We’ve all heard about the importance of nonverbal communication, with some experts claiming that as much as 93% of communication is nonverbal in nature.

This idea of merging nonverbal communication with an excellent experience became real for me more than 20 years ago when I was selling shoes at Nordstrom to pay for college. The job required sharp attention to detail: thinking through how to approach a customer, thoughtfully suggesting shoes for them, and following through on their needs and wants. The experience went well beyond talking about a shoe—every interaction with the customer sent a message, positive or negative, to them.

By Rex Hammock, CEO

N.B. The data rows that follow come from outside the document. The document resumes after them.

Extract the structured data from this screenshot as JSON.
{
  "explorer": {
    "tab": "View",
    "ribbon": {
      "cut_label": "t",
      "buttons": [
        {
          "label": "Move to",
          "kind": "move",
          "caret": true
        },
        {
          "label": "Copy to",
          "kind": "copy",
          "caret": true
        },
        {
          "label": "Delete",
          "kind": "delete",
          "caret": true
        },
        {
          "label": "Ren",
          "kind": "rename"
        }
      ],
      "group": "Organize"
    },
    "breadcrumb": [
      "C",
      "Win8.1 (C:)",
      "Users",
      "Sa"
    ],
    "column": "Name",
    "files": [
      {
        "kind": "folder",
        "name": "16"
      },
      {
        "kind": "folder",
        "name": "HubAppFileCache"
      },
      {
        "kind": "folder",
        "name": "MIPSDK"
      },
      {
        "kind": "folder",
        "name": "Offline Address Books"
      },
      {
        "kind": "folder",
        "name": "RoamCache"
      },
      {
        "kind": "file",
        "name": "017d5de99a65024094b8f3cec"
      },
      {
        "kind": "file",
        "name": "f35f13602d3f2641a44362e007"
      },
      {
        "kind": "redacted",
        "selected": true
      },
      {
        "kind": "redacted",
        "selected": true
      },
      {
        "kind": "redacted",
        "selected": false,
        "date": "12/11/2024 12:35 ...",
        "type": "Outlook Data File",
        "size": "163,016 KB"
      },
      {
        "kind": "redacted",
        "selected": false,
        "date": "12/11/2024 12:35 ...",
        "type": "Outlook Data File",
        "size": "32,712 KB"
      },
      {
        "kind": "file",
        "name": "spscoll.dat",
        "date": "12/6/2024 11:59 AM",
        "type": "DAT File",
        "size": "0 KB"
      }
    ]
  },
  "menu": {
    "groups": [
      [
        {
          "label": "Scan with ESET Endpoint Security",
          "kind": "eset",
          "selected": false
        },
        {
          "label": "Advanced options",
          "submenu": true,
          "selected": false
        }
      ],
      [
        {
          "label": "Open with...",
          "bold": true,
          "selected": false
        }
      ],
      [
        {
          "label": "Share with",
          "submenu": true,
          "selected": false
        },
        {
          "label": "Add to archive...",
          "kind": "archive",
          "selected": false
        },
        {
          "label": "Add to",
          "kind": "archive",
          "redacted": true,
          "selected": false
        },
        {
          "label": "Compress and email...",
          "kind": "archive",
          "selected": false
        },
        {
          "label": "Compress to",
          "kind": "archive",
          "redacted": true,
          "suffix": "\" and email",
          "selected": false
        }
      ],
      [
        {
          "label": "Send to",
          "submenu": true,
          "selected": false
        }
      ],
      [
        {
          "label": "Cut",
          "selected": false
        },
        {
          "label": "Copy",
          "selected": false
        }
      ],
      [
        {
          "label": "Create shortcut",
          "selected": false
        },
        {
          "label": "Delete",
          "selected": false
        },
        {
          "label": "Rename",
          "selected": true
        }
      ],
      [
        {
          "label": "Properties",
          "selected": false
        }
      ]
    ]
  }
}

We all know the Norman Rockwell painting above. It’s Thanksgiving Day dinner, and the family’s matriarch is presenting a bountiful feast to several generations of her family. The image has become a powerful graphic embodiment of the gratitude the American holiday symbolizes.

While the artistic merits of the painting have been debated since it was created in 1943, it’s impossible to challenge the impact and power of the illustration and the three other paintings in a series known as “The Four Freedoms.”

By: John Lavey | Hammock President/COO

We regularly talk about the high value of case studies or testimonials when marketing to healthcare providers or payers. I am one of those people who can learn a lot from a case study if it’s relevant to me.

But assuming that everyone in your audience can see themselves in another similar company doesn’t take into account all learning styles.

By: John Lavey | Hammock President/COO

Countless healthcare events are held every year, from high-level thought leadership seminars to more intimate symposiums. But when it comes to organizing these conferences, marketers often have the same complaint: The amazing content created for the event—typically one of the organization’s largest investments—usually doesn’t outlive the conference itself.

 

“Us Tareyton smokers would rather fight than switch” was a classic advertising slogan of the Don Draper era. Featuring a smiling model with a black eye, the grammatically incorrect Tareyton print ads ran from 1963 until the early 1980s. (Cigarette advertising on TV ended in 1971.) On its surface, the slogan was a clever way to encourage loyalty to the Tareyton brand. Yet beneath the surface, it was an insidious and not-so-subtle rallying cry for smokers to ignore the evidence linking smoking to cancer that started mounting in earnest with the 1964 Surgeon General’s report.

In the 55 years since the report was issued, the percentage of Americans who smoke has fallen from 42% in 1964 to 14% today. But nearly 34 million Americans still smoke, apparently willing to fight to the death than switch.

By: John Lavey | Hammock President/COO

A common complaint about websites is they don’t clearly and explicitly convey a company’s mission and goals. In fact, one of the worst things to hear about your own site is,  “I looked through it, but I still don’t know what you do.”

By: John Lavey | Hammock President/COO

Measuring the impact of marketing investments, including content, on a company’s bottom line is a struggle for marketers—at least for those who are being honest.

By Steve Sullivan, National Sales Director

I spent an eternity last week with U-Haul trying to solve a simple moving problem. I may as well have been looking for the Coke recipe or Google’s current search algorithm.

We were looking for a certain sized trailer for a family member’s move to a new city. But searching for the trailer online, getting help from customer service, and then seeing the difference between what exists at the local U-Haul center and what appears online—each person we talked to seemed to have been speaking a different language. And this is not complicated stuff.

By: John Lavey | Hammock President/COO

We’ve observed an interesting nuance in the language used in marketing materials for behavioral health specialists—they refer to their customers as clients, not patients.

It’s a subtle difference, but it implies that the individual being served is involved in ongoing care. The language has evolved to encompass continuing care, not just one-off transactions.

By: John Lavey | Hammock President/COO

Trust has always been a cornerstone of the patient-physician relationship, and high levels of trust in medical institutions have remained steady in large opinion polls.

But as the forces of consumerism continue to transform the healthcare industry, the rules are changing—and content needs to keep pace.